In the case of your friends, suggest that as atheists, they probably value skepticism. Skepticism involves refraining from jumping to conclusions or making assumptions without acceptable evidence. That includes not assuming that someone in a given category possesses all the characteristics of the stereotype of that category. Propose that they should practice good skepticism by looking for evidence in you before they assume things about you.
They can do this by asking you about your beliefs, your emotional reactions, and your social or political opinions. Assure them that you’ll answer their questions without a sermon. Point out that you don’t proselytize, and of course you will appreciate them not trying to do something similar to you.
Model for them how a person can change their attitude through open-minded investigation. If you can come up with a real example, tell them how you were once told that all atheists possess some particular loathsome characteristic, but because you have been friends with them, you know that that is incorrect. Challenge your friends to do the same thing with you. Propose a mutual pact, an assumption-free zone where all of you will abstain from pre-judging each other and will openly and safely talk to each other.
Some of them might respond by saying that they were just kidding or teasing. That might be so, but properly done, teasing is supposed to bond friends closer together. If it starts to divide friends, then it’s not being done right, and it should stop. A stronger foundation of mutual understanding, trust, and affection is needed before kidding or teasing can be a positive dynamic in a friendship. That foundation is built by exchanging questions and answers in a frank yet respectful way.
Friendships become deeper when friends give each other permission to be honest and frank, but that does not imply permission to be cruel. It’s possible for friends to have discussions where they clearly disagree without indulging in belittling, personal put-downs, or mockery of stereotypes that don’t apply. It’s important to also honestly say “Ouch, that hurts” when a friend’s honesty is clumsy, tactless or unnecessarily harsh. It’s also important for friends to forgive each other when they realize their blunder.

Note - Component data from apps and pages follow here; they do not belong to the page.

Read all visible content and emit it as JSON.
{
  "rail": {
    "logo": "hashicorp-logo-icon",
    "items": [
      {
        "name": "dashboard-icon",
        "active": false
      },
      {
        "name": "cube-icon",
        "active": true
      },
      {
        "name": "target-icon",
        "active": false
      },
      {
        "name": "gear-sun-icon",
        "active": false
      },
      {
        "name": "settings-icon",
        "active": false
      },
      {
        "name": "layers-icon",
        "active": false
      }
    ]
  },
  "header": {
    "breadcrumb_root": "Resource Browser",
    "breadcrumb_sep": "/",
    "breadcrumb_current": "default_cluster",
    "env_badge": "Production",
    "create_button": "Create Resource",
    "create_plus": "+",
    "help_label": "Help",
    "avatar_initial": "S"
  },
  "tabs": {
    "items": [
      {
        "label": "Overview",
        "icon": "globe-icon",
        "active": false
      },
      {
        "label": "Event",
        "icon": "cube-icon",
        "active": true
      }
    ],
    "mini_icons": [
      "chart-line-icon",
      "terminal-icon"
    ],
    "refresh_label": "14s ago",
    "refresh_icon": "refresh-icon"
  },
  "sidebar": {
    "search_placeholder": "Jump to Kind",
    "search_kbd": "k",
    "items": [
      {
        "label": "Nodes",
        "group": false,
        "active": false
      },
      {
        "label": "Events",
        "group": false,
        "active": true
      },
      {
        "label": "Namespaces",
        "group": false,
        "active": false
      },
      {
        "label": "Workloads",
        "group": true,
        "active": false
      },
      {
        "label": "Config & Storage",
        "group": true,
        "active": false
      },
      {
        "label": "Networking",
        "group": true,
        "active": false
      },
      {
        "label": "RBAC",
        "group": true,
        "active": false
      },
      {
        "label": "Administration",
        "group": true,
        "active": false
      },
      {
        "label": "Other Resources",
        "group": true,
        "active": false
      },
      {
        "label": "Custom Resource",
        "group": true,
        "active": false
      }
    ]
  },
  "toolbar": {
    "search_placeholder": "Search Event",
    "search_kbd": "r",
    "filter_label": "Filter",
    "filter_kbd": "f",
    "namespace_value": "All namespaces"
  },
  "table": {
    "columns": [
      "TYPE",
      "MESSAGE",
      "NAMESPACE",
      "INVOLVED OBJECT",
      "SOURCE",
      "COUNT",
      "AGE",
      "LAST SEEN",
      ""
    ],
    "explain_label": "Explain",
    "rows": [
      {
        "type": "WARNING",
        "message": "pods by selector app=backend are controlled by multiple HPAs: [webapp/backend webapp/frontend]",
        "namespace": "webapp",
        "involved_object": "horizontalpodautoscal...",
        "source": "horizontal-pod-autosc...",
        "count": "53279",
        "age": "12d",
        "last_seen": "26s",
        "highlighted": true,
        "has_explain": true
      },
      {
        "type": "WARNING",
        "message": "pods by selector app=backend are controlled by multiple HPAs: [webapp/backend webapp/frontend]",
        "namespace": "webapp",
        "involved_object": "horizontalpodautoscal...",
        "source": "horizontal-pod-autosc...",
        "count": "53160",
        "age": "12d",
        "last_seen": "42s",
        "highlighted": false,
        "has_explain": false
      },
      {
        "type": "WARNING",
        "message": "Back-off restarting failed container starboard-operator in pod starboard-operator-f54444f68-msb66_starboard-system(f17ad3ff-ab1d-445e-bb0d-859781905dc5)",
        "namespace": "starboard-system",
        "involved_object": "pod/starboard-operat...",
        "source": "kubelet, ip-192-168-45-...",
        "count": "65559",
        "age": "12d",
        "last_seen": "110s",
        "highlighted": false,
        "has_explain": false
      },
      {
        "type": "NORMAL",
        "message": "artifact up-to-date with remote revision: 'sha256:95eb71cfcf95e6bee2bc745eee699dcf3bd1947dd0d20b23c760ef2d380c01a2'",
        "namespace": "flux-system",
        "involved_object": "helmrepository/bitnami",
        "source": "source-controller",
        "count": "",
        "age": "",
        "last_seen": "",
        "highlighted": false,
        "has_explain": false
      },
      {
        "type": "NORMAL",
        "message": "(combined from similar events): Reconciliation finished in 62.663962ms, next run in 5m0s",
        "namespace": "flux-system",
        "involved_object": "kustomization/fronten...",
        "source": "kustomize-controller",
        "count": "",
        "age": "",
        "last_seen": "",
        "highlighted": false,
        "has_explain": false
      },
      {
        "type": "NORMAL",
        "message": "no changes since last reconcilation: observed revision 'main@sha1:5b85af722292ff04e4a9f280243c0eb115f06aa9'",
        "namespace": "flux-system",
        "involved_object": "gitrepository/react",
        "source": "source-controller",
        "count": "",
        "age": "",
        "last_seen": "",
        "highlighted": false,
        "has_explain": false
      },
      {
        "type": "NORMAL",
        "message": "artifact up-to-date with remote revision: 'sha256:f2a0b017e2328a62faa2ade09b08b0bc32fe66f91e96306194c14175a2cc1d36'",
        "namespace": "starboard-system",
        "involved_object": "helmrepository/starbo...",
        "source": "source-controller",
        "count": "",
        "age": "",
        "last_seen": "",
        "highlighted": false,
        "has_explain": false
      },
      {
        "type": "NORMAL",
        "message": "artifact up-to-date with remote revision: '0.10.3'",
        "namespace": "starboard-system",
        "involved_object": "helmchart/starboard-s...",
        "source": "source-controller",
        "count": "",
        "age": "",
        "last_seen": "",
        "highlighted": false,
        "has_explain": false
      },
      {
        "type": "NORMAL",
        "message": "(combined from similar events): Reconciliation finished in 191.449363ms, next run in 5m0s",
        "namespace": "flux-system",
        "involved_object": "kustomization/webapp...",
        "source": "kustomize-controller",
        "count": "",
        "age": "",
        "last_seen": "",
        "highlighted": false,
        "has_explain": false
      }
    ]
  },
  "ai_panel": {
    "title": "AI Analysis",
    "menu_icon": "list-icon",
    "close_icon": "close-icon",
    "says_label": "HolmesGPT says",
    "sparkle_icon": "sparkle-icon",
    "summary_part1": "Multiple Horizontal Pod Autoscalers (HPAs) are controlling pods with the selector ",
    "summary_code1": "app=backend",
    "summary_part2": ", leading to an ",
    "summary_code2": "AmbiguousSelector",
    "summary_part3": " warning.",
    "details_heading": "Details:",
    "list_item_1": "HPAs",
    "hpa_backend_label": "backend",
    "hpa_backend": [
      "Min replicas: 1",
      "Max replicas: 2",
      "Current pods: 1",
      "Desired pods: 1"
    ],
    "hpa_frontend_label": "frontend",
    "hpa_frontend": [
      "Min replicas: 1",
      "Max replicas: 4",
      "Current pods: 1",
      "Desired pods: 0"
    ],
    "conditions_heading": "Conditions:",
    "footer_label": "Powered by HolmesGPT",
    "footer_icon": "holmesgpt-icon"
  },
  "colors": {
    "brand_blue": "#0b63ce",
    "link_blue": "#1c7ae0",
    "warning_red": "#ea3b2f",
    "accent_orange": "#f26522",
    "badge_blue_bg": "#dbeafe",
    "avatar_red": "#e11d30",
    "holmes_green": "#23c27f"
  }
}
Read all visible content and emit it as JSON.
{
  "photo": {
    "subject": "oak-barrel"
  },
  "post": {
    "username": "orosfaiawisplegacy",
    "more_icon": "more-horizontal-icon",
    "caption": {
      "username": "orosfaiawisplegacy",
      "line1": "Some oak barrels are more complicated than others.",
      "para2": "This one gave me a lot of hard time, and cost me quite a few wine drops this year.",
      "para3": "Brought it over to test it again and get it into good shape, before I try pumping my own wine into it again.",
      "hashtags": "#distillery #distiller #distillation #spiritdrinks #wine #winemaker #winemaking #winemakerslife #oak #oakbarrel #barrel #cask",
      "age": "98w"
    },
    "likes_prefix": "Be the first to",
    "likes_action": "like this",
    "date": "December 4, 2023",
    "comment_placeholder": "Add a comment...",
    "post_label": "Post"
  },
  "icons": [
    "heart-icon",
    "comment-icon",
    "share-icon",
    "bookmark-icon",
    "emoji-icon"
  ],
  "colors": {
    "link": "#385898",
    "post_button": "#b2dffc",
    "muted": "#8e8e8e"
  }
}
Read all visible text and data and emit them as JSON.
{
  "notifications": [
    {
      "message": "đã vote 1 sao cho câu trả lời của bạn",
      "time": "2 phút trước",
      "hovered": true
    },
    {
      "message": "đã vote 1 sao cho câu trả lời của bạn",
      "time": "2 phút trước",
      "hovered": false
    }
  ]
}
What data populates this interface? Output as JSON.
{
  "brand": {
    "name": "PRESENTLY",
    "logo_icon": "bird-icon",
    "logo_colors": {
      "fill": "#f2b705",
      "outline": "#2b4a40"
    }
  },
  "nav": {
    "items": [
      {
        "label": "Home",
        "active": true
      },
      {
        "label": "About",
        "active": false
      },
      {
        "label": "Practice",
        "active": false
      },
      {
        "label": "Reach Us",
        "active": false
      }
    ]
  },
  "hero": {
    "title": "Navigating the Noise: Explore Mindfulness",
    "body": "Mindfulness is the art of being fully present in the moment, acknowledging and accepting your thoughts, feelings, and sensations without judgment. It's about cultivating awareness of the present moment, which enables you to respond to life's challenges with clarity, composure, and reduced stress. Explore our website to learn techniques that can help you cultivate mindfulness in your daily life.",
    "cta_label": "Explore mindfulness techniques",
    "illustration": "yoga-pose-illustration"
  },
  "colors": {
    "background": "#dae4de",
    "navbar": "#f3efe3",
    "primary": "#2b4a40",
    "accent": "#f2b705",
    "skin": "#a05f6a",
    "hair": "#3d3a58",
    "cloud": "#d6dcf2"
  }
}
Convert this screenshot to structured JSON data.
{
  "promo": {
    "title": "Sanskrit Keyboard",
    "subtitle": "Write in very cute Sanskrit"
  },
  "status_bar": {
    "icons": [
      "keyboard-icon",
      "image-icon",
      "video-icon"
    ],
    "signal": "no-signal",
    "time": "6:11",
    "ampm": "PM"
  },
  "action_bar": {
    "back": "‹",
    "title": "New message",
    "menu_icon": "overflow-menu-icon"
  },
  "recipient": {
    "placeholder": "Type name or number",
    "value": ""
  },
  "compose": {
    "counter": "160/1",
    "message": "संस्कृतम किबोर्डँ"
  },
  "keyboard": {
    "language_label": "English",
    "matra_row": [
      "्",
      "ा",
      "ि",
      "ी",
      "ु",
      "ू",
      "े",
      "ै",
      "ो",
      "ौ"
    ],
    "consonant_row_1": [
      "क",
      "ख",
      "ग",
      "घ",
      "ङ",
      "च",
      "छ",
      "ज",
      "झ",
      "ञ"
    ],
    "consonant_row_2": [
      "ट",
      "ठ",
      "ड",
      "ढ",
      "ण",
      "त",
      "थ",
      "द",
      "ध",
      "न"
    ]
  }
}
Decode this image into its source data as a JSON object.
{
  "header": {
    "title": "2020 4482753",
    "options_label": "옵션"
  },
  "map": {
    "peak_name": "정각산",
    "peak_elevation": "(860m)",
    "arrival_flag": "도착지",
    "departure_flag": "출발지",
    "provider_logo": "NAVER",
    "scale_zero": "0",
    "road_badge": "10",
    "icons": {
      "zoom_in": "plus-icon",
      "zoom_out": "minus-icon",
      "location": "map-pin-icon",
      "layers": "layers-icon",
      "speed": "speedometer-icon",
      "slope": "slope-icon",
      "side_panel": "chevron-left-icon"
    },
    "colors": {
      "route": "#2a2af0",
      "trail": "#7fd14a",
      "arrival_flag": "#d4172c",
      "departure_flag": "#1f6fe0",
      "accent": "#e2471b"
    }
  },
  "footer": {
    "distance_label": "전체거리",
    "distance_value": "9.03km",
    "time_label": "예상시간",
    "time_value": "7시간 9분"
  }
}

I understand that it’s not easy to confront people whom you care about, even in the amicable way I’ve described. If you feel too apprehensive about the prospect, you could simply show them this post with your letter and my suggestions. The fact that you wrote to a site called Friendly Atheist will probably blow away several of their assumptions about you, and it could start a more relaxed and productive conversation between you and them.
Jonathan, you sound like an interesting and caring friend, someone who would be a plus in any person’s life. I hope that things work out for you and your friends.